Data to use Start Marker
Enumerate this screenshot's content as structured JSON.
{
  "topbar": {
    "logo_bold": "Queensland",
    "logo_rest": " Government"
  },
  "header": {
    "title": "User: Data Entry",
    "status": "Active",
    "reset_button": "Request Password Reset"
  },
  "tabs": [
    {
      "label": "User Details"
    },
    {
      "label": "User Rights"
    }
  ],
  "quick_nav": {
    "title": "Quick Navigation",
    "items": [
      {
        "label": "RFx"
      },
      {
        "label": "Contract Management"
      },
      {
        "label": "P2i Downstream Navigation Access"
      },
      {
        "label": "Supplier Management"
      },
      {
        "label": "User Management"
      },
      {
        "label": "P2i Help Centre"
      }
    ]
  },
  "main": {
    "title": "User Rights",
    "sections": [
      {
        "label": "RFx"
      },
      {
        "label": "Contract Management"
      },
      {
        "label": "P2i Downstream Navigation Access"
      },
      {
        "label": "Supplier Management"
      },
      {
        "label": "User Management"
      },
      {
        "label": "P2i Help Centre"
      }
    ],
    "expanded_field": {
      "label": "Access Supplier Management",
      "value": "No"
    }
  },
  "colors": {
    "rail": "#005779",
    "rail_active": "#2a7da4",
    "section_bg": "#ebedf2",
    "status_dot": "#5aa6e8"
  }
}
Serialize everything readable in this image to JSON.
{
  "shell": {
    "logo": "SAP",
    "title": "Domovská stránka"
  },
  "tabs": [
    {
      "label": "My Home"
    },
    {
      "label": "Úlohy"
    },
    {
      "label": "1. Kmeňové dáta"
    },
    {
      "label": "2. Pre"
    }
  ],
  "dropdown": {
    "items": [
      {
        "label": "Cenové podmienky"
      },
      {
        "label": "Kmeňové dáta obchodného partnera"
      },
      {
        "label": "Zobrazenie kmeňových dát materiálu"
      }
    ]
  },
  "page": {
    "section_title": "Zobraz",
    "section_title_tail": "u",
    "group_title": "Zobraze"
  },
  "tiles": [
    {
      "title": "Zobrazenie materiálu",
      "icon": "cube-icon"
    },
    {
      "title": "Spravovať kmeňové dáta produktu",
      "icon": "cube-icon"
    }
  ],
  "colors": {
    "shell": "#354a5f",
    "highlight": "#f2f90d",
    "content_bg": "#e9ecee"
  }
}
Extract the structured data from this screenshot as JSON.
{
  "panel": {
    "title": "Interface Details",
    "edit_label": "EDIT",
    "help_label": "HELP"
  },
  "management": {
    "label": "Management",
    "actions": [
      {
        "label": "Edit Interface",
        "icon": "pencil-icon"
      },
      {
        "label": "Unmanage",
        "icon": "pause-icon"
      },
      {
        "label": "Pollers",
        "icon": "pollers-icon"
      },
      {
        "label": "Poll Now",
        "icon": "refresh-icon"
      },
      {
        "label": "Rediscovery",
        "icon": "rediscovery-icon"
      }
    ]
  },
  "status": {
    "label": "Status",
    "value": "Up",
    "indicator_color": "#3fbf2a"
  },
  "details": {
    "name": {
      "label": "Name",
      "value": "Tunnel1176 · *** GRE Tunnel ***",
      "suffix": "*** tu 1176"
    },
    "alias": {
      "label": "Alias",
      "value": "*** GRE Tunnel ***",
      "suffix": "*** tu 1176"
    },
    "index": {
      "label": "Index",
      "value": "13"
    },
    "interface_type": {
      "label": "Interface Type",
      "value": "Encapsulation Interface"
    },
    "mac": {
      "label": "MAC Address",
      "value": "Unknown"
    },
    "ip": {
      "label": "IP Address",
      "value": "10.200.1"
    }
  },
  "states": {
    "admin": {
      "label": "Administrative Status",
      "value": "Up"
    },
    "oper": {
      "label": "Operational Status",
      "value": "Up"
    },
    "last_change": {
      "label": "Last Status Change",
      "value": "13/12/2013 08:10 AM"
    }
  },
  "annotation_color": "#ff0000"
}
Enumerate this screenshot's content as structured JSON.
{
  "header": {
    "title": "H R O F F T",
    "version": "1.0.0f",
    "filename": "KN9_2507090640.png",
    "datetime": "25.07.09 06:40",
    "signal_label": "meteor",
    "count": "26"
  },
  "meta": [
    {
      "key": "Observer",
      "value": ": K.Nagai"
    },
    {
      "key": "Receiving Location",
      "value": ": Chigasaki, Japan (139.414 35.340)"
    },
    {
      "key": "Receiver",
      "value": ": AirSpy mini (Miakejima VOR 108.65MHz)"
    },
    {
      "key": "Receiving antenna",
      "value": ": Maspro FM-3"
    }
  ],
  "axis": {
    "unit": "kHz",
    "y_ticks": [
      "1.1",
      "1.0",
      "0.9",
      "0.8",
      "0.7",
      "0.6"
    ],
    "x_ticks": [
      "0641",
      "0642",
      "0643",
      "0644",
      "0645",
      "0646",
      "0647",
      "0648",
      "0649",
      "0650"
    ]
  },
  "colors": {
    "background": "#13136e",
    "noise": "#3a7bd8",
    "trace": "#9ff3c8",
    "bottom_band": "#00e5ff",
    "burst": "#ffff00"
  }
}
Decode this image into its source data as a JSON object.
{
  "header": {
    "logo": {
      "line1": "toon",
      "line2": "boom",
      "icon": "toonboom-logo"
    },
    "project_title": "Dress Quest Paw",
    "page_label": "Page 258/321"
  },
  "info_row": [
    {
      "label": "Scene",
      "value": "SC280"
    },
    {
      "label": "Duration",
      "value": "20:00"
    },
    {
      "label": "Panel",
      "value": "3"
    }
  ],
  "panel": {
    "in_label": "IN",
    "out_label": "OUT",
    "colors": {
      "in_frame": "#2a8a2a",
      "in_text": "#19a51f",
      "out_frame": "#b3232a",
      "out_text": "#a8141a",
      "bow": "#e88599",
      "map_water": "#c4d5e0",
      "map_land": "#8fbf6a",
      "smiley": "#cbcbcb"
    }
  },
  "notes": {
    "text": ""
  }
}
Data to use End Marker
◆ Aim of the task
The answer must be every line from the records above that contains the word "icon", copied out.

◆ Your solution
      "icon": "cube-icon"
      "icon": "cube-icon"
        "icon": "pencil-icon"
        "icon": "pause-icon"
        "icon": "pollers-icon"
        "icon": "refresh-icon"
        "icon": "rediscovery-icon"
      "icon": "toonboom-logo"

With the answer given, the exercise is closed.